Al McGuire, mentor to the late Majerus at Marquette, was a broadcaster after he retired from coaching who brought a lot to the game and to viewers. He used to say that the most important periods of the game were the last five minutes, the first five minutes, and the first five minutes of the second half, pretty much in that order. This second half started with Bandja Sy scoring seven points for the Aggies, only to have Evans score another six and teammate Grandy Glaze add a basket to increase the Billiken advantage to 37-23 at the first media timeout. After that pause, the Aggies made a 10-2 run with Sy and forward Remi Barry each scoring four points, cutting the difference to six.
As good teams always do, Saint Louis responded with a 12-3 run to build their advantage back to fifteen, 49-34. That run ended with two long jumpers by Ellis, one superhoop and another just inside the arc; I noted on my scoresheet, “Dagger!” The Billikens followed that run with another 11-5 stretch building the lead with several fast break layups to 60-39. The Aggies cleared their bench at that point, quickly followed by the Billikens, and the subs played out the final three minutes. The final margin was twenty, Saint Louis 64, New Mexico State 44.
Despite outrebounding the Billikens 42-33, New Mexico State’s 28% shooting (with the assistance of the Saint Louis defenders) and sixteen turnovers left them short in the final score. The Aggies were led by Sy’s seventeen points and Bhullar’s eleven rebounds. Mullings and Barry added six points each; Sy got nine boards, and Renaldo Dixon eight. Dwayne Evans led the game with twenty-four points, and shared the Billiken rebound lead with Ellis; each grabbed six caroms.

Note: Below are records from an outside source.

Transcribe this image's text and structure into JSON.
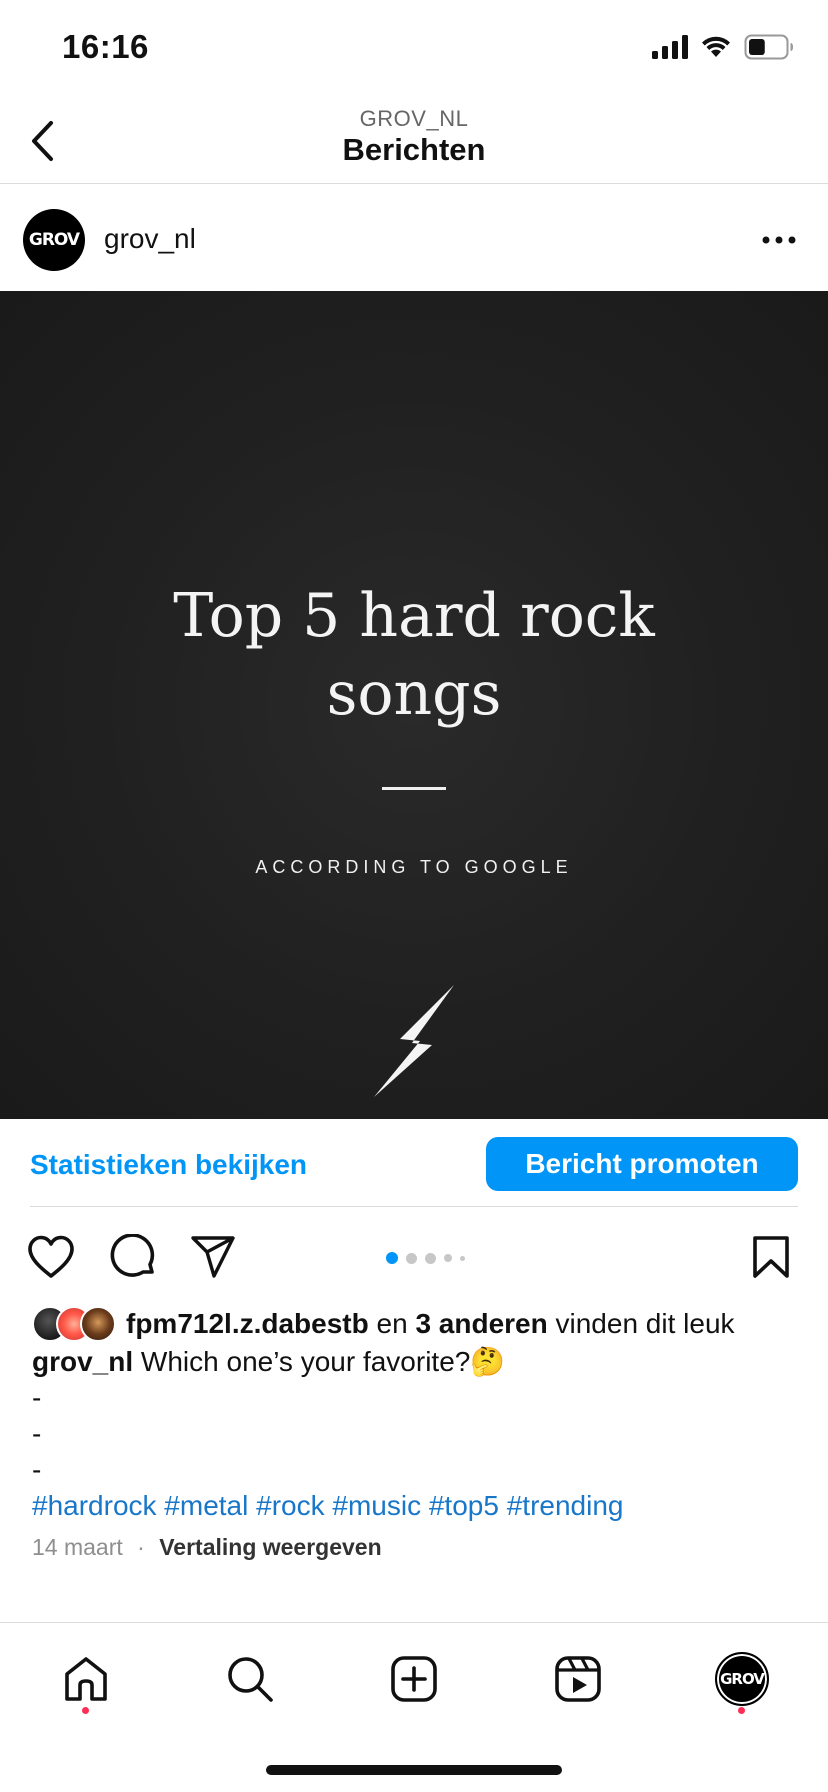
{
  "status_bar": {
    "time": "16:16",
    "icons": [
      "cellular-signal-icon",
      "wifi-icon",
      "battery-icon"
    ],
    "battery_level": 0.45
  },
  "header": {
    "subtitle": "GROV_NL",
    "title": "Berichten",
    "back_icon": "chevron-left-icon"
  },
  "post": {
    "avatar_text": "GROV",
    "username": "grov_nl",
    "more_icon": "more-horizontal-icon",
    "image": {
      "title_line1": "Top 5 hard rock",
      "title_line2": "songs",
      "subtitle": "ACCORDING TO GOOGLE",
      "icon": "lightning-bolt-icon"
    },
    "stats_link": "Statistieken bekijken",
    "promote_button": "Bericht promoten",
    "carousel": {
      "count": 5,
      "active_index": 0
    },
    "likes": {
      "first_liker": "fpm712l.z.dabestb",
      "connector": "en",
      "others": "3 anderen",
      "suffix": "vinden dit leuk"
    },
    "caption": {
      "username": "grov_nl",
      "text": "Which one’s your favorite?🤔",
      "dashes": [
        "-",
        "-",
        "-"
      ],
      "hashtags": [
        "#hardrock",
        "#metal",
        "#rock",
        "#music",
        "#top5",
        "#trending"
      ]
    },
    "date": "14 maart",
    "separator": "·",
    "translate_link": "Vertaling weergeven"
  },
  "tab_bar": {
    "tabs": [
      "home-icon",
      "search-icon",
      "create-icon",
      "reels-icon",
      "profile-avatar"
    ],
    "profile_avatar_text": "GROV",
    "accent": "#ff2d55"
  },
  "colors": {
    "accent_blue": "#0095f6",
    "hashtag_blue": "#1877c9",
    "image_bg": "#222222"
  }
}
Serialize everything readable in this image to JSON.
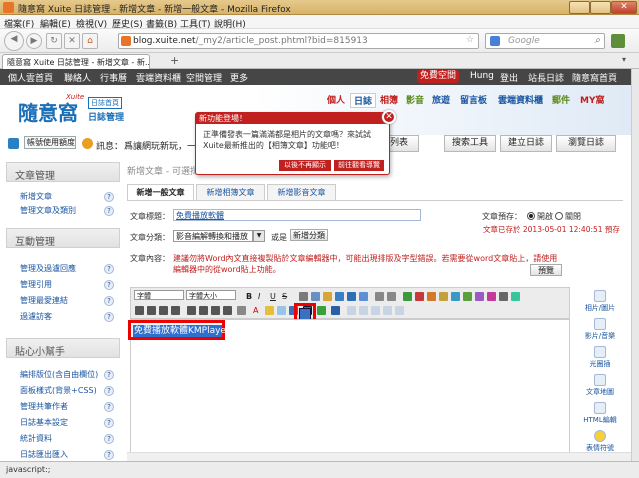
{
  "window": {
    "title": "隨意窩 Xuite 日誌管理 - 新增文章 - 新增一般文章 - Mozilla Firefox",
    "minimize": "",
    "maximize": "",
    "close": "✕"
  },
  "menu": [
    "檔案(F)",
    "編輯(E)",
    "檢視(V)",
    "歷史(S)",
    "書籤(B)",
    "工具(T)",
    "說明(H)"
  ],
  "nav": {
    "url_host": "blog.xuite.net",
    "url_path": "/_my2/article_post.phtml?bid=815913",
    "search_placeholder": "Google"
  },
  "browser_tab": {
    "label": "隨意窩 Xuite 日誌管理 - 新增文章 - 新...",
    "new_tab": "+"
  },
  "site_nav": {
    "items": [
      "個人雲首頁",
      "聯絡人",
      "行事曆",
      "雲端資料櫃",
      "空間管理",
      "更多"
    ],
    "free_space": "免費空間",
    "user": "Hung",
    "links": [
      "登出",
      "站長日誌",
      "隨意窩首頁"
    ]
  },
  "header": {
    "logo": "隨意窩",
    "logo_small": "Xuite",
    "home_badge": "日誌首頁",
    "product": "日誌管理",
    "tabs": [
      "個人",
      "日誌",
      "相簿",
      "影音",
      "旅遊",
      "留言板",
      "雲端資料櫃",
      "郵件",
      "MY窩"
    ]
  },
  "toolrow": {
    "account": "帳號使用額度",
    "message_label": "訊息：",
    "message": "爲讓網玩新玩，一日輕鬆",
    "buttons": [
      "日誌列表",
      "搜索工具",
      "建立日誌",
      "瀏覽日誌"
    ]
  },
  "popup": {
    "title": "新功能登場！",
    "body": "正準備發表一篇滿滿都是相片的文章嗎？來試試Xuite最新推出的【相簿文章】功能吧！",
    "btn_dismiss": "以後不再顯示",
    "btn_try": "前往觀看導覽",
    "close": "✕"
  },
  "sidebar": {
    "sections": [
      {
        "title": "文章管理",
        "items": [
          "新增文章",
          "管理文章及類別"
        ]
      },
      {
        "title": "互動管理",
        "items": [
          "管理及過瀘回應",
          "管理引用",
          "管理最愛連結",
          "過濾訪客"
        ]
      },
      {
        "title": "貼心小幫手",
        "items": [
          "編排版位(含自由欄位)",
          "面板樣式(背景+CSS)",
          "管理共筆作者",
          "日誌基本設定",
          "統計資料",
          "日誌匯出匯入"
        ]
      }
    ],
    "help": "?"
  },
  "main": {
    "breadcrumb": "新增文章 - 可選擇新增一般文章、相簿文章及影音文章",
    "tabs": [
      "新增一般文章",
      "新增相簿文章",
      "新增影音文章"
    ],
    "title_label": "文章標題：",
    "title_value": "免費播放軟體",
    "category_label": "文章分類：",
    "category_value": "影音編解轉換和播放",
    "or_label": "或是",
    "new_category": "新增分類",
    "preview_label": "文章預存：",
    "opt_on": "開啟",
    "opt_off": "關閉",
    "autosave": "文章已存於 2013-05-01 12:40:51 預存",
    "content_label": "文章內容：",
    "warning": "建議勿將Word內文直接複製貼於文章編輯器中，可能出現排版及字型錯誤。若需要從word文章貼上，請使用編輯器中的從word貼上功能。",
    "preview_btn": "預覽",
    "font_select": "字體",
    "size_select": "字體大小",
    "selected_text": "免費播放軟體KMPlayer",
    "side_tools": [
      "相片/圖片",
      "影片/音樂",
      "光圈插",
      "文章地圖",
      "HTML編輯",
      "表情符號"
    ]
  },
  "status": "javascript:;"
}
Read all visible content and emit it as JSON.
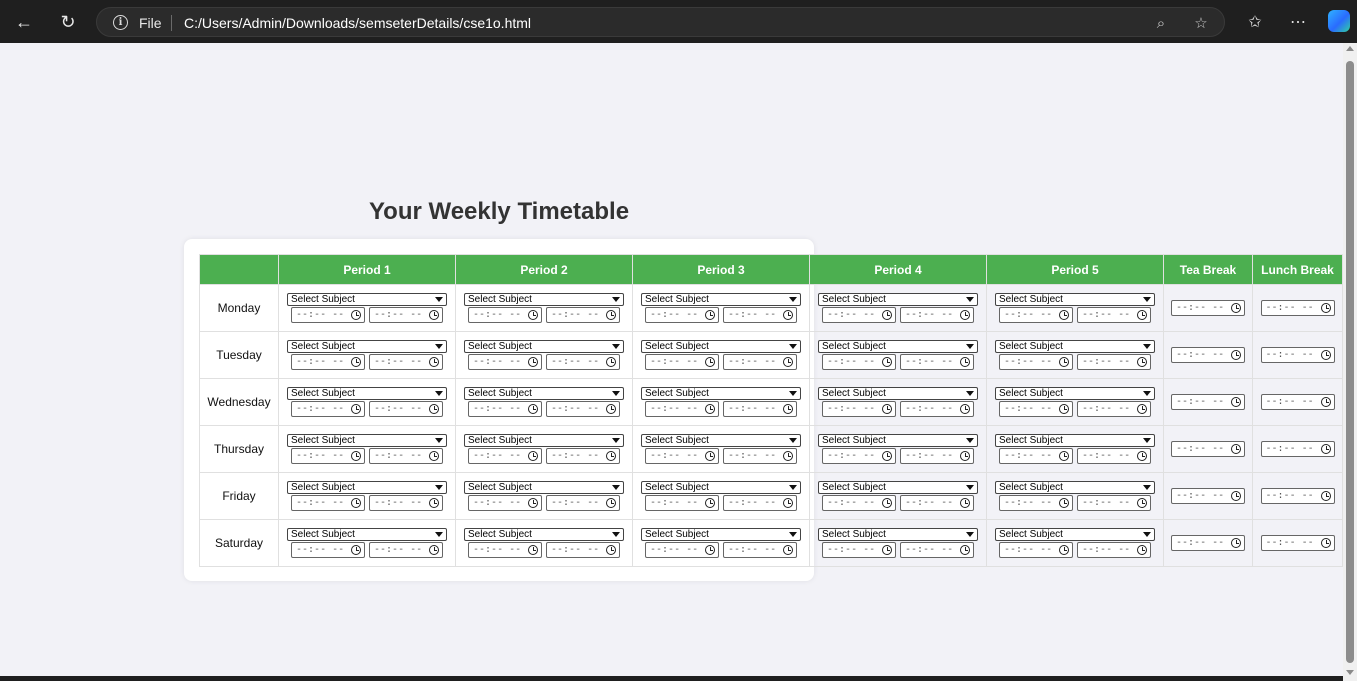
{
  "browser": {
    "file_label": "File",
    "url": "C:/Users/Admin/Downloads/semseterDetails/cse1o.html"
  },
  "page": {
    "title": "Your Weekly Timetable"
  },
  "table": {
    "headers": [
      "",
      "Period 1",
      "Period 2",
      "Period 3",
      "Period 4",
      "Period 5",
      "Tea Break",
      "Lunch Break"
    ],
    "days": [
      "Monday",
      "Tuesday",
      "Wednesday",
      "Thursday",
      "Friday",
      "Saturday"
    ],
    "select_value": "Select Subject",
    "time_placeholder": "--:-- --"
  }
}
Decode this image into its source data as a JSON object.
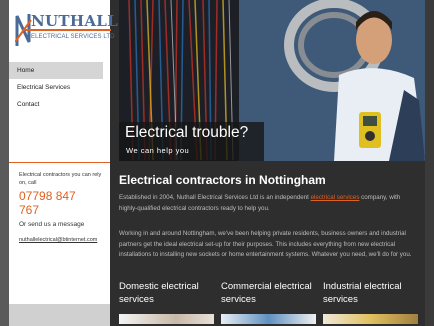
{
  "logo": {
    "brand": "NUTHALL",
    "subtitle": "ELECTRICAL SERVICES LTD"
  },
  "nav": {
    "items": [
      {
        "label": "Home",
        "active": true
      },
      {
        "label": "Electrical Services",
        "active": false
      },
      {
        "label": "Contact",
        "active": false
      }
    ]
  },
  "contact": {
    "intro": "Electrical contractors you can rely on, call",
    "phone": "07798 847 767",
    "email_label": "Or send us a message",
    "email": "nuthallelectrical@btinternet.com"
  },
  "hero": {
    "title": "Electrical trouble?",
    "subtitle": "We can help you"
  },
  "main": {
    "heading": "Electrical contractors in Nottingham",
    "para1_before": "Established in 2004, Nuthall Electrical Services Ltd is an independent ",
    "para1_link": "electrical services",
    "para1_after": " company, with highly-qualified electrical contractors ready to help you.",
    "para2": "Working in and around Nottingham, we've been helping private residents, business owners and industrial partners get the ideal electrical set-up for their purposes. This includes everything from new electrical installations to installing new sockets or home entertainment systems. Whatever you need, we'll do for you."
  },
  "services": [
    {
      "title": "Domestic electrical services"
    },
    {
      "title": "Commercial electrical services"
    },
    {
      "title": "Industrial electrical services"
    }
  ],
  "colors": {
    "accent": "#e06020",
    "brand": "#4a6b96",
    "background": "#2e2e2e"
  }
}
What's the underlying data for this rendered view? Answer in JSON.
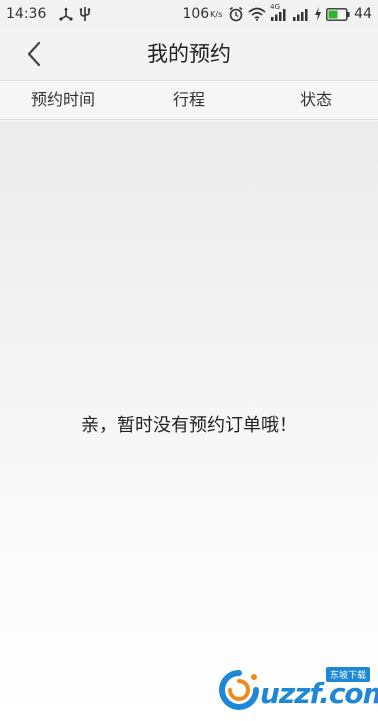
{
  "status_bar": {
    "time": "14:36",
    "network_speed": "106",
    "network_speed_unit": "K/s",
    "signal_tag": "4G",
    "battery_level": "44",
    "icons": [
      "usb-icon",
      "usb-debug-icon",
      "alarm-icon",
      "wifi-icon",
      "signal-icon",
      "charging-icon",
      "battery-icon"
    ]
  },
  "header": {
    "title": "我的预约",
    "back_icon": "chevron-left-icon"
  },
  "columns": {
    "time": "预约时间",
    "trip": "行程",
    "status": "状态"
  },
  "empty_state": {
    "message": "亲，暂时没有预约订单哦！"
  },
  "watermark": {
    "text": "uzzf.com",
    "tag": "东坡下载"
  },
  "colors": {
    "header_bg": "#f3f3f3",
    "watermark_blue": "#1e88d6",
    "battery_green": "#2fb52f"
  }
}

The Aggies’ season finishes with a record of 24-11; they return everyone but Sy and Watson for next season, when they will play in what is essentially a new conference: NMSU joins holdovers Idaho and Seattle in welcoming six new schools to the WAC: Great West conference members Utah Valley, Chicago State, and Texas-Pan American, Summit League member Missouri-Kansas City, independent Cal State-Bakersfield, and Grand Canyon University, transitioning from the Division II Pac West Conference.
Saint Louis (28-6) advances to play the winner of the following game between the fifth-seeded Oklahoma State and the twelfth-seeded Oregon Ducks. The Atlantic-10 had a record of 6-0 through the round of 64, with La Salle winning a First Four game, and joining Saint Louis, Butler, VCU, and Temple with opening round wins, showing the conference’s depth and strength.